Bryce Young recently got a right hand barrel in Indo that was two-and-half football fields long. Preach! Believe!
here’s no bigger cliché in Aussie surfing than flying north for winter, even if only to dodge the cold for a couple of weeks. Things might be a little played out in Bali, Desert Point might rival Snapper for crowds, and the Mentawai Islands are packed with more boats than Sydney Harbour on New Year’s Day, but there’s a reason Indonesia is still on constant rotation for even the most adventurous of travellers. Our near northern neighbour just keeps on delivering, no matter your poison.
2016 has been a particularly good one in the archipelago, with a steady run of swell and dreamy conditions mixed in amongst a flood of unseasonal downpours. Veteran lensman Andrew Shield, always a sucker for bunched isobars, recently saw a spinning low he liked the look of and with sly access to a rarely documented corner of the country, called upon Mikala Jones, Marti Paradisis and Bryce Young to join him on a salty soujourn.
Mikala you know as the wily travel veteran, a global roamer who grew up on the North Shore, starred in a string of Taylor Steele movies then shipped off to Indonesia to live a quiet life of outrageous waves with his West Australian wife. Marti will be familiar as one of those Tasmanian crash test dummies who loves nothing more than to ollie the step at Shipstern Bluff, but who’s also a sucker for as many tropical tubes as he can poke his two heads into.
Bryce might be a lesser known quantity, but allow us to change that. Sure, he’s the son of legendary 1966 World Champ Nat, but he is well and truly his own man, and quite
the force of nature whether in the water, at the skate park, or even taking to the snow. A mellow cat on land Bryce is a wave magnet in the brine, and slays on everything from longboard to alaia, conventional thruster to twinny, and on his most recent weapon of choice, asymmetrical three-finned whips crafted by close buddy and fellow eccentric Ryan Burch. When not at home in Angourie you’ll find Bryce roaming the North Coast, shredding waves, wine and song with a boho collection of characters in Byron and beyond. A humble human with a refreshing nearallergy to technology, Bryce was none-the-less more than happy to pass along a few thoughts on his Indian Ocean soujourn.
“It’s always exciting to hit Indo, no matter where you go. I’ve gotten up to plenty of escapades at the well known spots around Bali and Sumbawa, and a little bit of Sumba, but the chance to come and explore somewhere totally new and different was something that I couldn’t pass up, and it was amazing.
“I came here without too many expectations. I’d watched a few clips on Youtube but didn’t want to get my hopes up as I really didn’t know the area at all. Maybe a few dreams here and there but tried to keep a lid on it.

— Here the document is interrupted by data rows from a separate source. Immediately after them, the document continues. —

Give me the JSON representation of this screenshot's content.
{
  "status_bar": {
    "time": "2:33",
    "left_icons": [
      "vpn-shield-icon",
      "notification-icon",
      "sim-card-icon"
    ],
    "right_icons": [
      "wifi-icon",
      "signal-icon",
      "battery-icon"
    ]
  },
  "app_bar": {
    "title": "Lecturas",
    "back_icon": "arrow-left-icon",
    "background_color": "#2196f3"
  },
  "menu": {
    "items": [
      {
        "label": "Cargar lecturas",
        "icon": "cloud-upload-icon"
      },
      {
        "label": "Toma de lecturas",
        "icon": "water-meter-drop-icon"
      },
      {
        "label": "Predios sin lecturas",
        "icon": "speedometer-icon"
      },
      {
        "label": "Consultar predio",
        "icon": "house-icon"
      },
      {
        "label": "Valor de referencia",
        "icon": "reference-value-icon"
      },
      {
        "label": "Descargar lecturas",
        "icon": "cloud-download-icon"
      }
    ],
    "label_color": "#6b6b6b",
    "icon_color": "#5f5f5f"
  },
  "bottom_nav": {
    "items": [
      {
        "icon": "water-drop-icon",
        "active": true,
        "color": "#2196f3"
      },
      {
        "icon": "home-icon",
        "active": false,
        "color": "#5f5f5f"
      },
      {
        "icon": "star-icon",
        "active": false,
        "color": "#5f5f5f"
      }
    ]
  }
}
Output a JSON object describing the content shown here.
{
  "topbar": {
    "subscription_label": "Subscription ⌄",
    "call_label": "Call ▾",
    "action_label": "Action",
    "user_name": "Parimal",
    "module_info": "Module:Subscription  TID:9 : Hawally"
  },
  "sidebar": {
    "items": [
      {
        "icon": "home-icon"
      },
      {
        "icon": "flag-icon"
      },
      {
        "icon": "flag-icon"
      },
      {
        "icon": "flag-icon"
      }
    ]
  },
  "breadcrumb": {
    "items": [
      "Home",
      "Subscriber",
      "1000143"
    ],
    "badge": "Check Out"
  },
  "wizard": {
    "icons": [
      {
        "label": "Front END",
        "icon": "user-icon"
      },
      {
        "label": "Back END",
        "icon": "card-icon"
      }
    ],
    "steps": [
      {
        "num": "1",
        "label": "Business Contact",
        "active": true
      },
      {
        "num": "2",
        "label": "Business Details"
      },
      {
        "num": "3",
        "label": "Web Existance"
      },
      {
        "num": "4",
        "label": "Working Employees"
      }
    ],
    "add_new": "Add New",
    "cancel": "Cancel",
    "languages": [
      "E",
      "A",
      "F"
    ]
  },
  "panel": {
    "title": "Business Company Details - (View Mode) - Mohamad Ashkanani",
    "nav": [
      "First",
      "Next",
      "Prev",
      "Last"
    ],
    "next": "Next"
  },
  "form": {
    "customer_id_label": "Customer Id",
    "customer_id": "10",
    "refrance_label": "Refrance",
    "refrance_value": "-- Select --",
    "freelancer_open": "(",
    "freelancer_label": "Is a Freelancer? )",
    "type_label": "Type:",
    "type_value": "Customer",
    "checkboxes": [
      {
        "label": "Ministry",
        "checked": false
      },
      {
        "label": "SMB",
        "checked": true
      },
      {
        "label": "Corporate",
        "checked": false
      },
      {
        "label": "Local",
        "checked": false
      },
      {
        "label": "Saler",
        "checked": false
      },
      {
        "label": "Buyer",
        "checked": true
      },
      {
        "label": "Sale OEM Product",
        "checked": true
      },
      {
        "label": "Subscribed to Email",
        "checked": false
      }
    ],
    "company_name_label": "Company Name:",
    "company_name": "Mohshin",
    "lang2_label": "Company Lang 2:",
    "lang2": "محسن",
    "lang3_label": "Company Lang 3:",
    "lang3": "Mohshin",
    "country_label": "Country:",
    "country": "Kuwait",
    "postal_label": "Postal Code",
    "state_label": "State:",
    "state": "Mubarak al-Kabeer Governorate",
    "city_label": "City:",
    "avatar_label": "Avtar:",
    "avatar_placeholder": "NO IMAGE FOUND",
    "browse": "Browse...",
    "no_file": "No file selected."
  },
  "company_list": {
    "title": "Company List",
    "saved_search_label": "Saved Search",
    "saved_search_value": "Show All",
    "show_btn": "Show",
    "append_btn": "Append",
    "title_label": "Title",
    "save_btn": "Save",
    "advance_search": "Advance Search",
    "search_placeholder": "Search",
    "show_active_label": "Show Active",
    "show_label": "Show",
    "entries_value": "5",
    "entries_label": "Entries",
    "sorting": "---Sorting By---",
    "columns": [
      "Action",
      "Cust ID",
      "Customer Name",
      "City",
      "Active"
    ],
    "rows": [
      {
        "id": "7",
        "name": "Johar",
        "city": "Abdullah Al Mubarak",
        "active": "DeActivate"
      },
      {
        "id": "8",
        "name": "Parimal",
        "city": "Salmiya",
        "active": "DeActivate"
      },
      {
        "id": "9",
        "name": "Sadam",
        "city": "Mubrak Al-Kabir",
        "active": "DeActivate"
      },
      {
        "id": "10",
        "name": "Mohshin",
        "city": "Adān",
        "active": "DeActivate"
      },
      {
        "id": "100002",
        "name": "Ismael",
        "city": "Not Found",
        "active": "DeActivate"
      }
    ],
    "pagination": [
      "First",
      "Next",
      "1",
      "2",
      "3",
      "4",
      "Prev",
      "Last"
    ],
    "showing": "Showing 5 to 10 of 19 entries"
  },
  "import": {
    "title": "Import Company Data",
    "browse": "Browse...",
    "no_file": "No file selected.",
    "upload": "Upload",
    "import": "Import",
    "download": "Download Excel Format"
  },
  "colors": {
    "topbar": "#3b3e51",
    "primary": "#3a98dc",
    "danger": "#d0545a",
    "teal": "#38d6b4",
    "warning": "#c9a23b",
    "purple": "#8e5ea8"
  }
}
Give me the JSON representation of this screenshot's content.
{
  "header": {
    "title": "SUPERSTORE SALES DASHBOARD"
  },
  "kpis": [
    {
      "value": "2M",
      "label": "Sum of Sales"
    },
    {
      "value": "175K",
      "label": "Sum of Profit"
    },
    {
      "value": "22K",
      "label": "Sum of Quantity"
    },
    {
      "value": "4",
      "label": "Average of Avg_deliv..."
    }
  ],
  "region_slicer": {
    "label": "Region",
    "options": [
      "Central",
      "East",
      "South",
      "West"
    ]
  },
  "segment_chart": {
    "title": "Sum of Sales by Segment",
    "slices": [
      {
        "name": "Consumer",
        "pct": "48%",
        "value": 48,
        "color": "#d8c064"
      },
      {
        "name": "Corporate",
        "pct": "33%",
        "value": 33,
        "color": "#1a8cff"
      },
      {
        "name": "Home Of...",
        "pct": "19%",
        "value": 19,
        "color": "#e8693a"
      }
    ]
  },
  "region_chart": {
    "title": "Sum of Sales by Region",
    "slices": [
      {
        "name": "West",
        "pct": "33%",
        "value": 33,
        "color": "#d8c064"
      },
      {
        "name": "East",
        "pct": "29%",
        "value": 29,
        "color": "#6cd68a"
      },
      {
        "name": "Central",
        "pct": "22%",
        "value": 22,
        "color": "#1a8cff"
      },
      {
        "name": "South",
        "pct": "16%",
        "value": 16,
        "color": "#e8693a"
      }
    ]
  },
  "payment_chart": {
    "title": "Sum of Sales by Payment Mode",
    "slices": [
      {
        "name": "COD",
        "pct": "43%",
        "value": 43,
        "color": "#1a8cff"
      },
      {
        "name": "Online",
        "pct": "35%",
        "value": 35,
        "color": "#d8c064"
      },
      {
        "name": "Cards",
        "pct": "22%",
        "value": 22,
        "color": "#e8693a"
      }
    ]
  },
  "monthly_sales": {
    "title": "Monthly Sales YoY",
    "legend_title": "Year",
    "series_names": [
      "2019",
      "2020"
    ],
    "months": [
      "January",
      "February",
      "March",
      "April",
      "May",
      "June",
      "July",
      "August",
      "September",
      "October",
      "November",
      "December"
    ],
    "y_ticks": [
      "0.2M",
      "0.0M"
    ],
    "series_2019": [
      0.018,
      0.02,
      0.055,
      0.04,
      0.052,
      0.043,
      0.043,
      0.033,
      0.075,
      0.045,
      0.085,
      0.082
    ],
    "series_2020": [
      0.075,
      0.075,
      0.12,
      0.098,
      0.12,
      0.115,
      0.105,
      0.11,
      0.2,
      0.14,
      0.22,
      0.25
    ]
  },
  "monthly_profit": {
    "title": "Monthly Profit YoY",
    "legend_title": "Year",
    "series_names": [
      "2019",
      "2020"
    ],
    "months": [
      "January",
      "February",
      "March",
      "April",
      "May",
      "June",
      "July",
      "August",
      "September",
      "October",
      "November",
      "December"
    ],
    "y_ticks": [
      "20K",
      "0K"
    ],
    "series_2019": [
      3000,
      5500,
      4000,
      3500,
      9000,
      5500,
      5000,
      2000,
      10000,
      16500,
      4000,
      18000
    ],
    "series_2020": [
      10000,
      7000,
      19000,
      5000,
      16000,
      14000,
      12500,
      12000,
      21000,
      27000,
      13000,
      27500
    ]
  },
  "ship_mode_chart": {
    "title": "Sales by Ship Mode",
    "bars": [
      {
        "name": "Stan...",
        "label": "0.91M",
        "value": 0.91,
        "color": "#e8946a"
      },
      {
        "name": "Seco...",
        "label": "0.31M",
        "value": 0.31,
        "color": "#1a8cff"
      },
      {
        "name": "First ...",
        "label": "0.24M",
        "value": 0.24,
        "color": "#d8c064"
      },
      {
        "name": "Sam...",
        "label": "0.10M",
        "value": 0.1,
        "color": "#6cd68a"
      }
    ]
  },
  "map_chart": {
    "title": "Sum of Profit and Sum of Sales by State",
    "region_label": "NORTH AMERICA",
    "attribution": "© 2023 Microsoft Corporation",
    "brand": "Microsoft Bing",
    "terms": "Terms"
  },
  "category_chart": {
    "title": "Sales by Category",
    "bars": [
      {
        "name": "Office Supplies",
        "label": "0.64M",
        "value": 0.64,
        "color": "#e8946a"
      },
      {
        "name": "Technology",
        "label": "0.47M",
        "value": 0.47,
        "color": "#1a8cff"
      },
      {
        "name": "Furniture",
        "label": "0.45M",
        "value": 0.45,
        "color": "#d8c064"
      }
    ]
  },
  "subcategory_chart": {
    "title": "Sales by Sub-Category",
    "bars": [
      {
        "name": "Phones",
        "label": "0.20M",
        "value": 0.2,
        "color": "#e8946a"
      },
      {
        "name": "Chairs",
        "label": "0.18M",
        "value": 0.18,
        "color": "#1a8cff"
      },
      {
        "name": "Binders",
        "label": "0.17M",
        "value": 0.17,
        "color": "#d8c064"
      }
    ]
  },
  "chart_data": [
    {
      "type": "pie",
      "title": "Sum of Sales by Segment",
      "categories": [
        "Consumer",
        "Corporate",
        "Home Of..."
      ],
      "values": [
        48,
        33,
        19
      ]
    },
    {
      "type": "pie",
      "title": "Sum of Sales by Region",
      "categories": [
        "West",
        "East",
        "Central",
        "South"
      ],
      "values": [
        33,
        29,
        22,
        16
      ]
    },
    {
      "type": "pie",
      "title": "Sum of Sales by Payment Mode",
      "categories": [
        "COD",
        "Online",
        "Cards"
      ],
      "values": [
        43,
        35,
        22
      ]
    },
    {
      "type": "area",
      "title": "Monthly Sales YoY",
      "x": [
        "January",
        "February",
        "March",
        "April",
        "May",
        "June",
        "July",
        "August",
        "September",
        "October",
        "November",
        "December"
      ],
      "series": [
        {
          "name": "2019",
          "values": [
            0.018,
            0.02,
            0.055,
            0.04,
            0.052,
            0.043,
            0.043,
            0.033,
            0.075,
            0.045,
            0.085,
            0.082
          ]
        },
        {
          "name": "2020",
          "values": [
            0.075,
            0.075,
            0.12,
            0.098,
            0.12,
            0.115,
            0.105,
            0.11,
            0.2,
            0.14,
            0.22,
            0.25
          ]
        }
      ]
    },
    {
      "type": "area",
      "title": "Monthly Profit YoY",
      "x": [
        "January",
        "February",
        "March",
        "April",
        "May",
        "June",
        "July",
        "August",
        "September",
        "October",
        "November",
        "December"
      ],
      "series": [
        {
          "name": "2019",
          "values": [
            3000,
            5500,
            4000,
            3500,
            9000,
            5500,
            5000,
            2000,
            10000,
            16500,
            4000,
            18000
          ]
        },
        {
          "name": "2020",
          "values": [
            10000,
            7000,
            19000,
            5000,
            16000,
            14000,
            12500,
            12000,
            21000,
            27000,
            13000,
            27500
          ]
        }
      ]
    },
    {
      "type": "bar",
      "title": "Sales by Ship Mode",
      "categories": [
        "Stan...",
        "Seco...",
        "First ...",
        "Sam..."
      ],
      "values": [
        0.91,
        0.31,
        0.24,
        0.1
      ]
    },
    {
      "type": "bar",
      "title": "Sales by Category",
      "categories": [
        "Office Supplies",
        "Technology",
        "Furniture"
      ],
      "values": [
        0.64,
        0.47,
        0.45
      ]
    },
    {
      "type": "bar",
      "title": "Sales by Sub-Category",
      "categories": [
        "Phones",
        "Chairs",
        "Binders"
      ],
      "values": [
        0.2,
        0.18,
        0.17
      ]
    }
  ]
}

“It was a rush to surf with Mikala and Marti, they charge and were inspiring when things got solid. It was unexpected and awesome to share so many waves with just a couple of the boys out, and those guys just plain rip.
“It was amazing to be able surf so many perfect waves with just the three of us out, trading waves with just a couple of guys is always something special.
“I was pretty torn about what to pack in my board bag, but I’m glad I brought a bit of everything because I ended up breaking three boards. It was lucky I had a couple of step-ups because that was pretty much all I rode.
“I wanted to see if an alaia would be able to hold rail in waves like that. I had some pretty bad car-crash wipeouts but it was a good little learning curve. Generally on the wood you want a gentle roll-in, and maybe there was one-in-ten waves that did that, but I found myself going over the hangers a fair bit and ended up breaking it pretty quick! That wipeout wasn’t too bad though, it was an experience!
“A photographer on another boat suggested a wave that we might like, and we motored off to have a look and ended up scoring. The empty wave on that little island was my favourite wave of the trip. It was a perfect setup with a forgiving end section that finished in a channel. We surfed it in everything from a fun and playful to pretty scary dry-reef barrels.
“The vibes on the trip were epic! The take away is definitely that Indonesia still has its moments of secluded sheer beauty. The jungle’s right there, there’s plenty of empty waves, there’s pockets of magic everywhere, you just need to look a little harder. It surf makes you want to keep coming back again and again, that’s for sure.”
Many thanks to Mahi Mahi resort and boat charters. Hit ‘em up now if you’re horny for pits! Here’s their website, no Kardashians anywhere: mahimahiresort.com
"The jungle's right there, there's plenty of empty waves, there's pockets of magic everywhere, you just need to look a little harder!"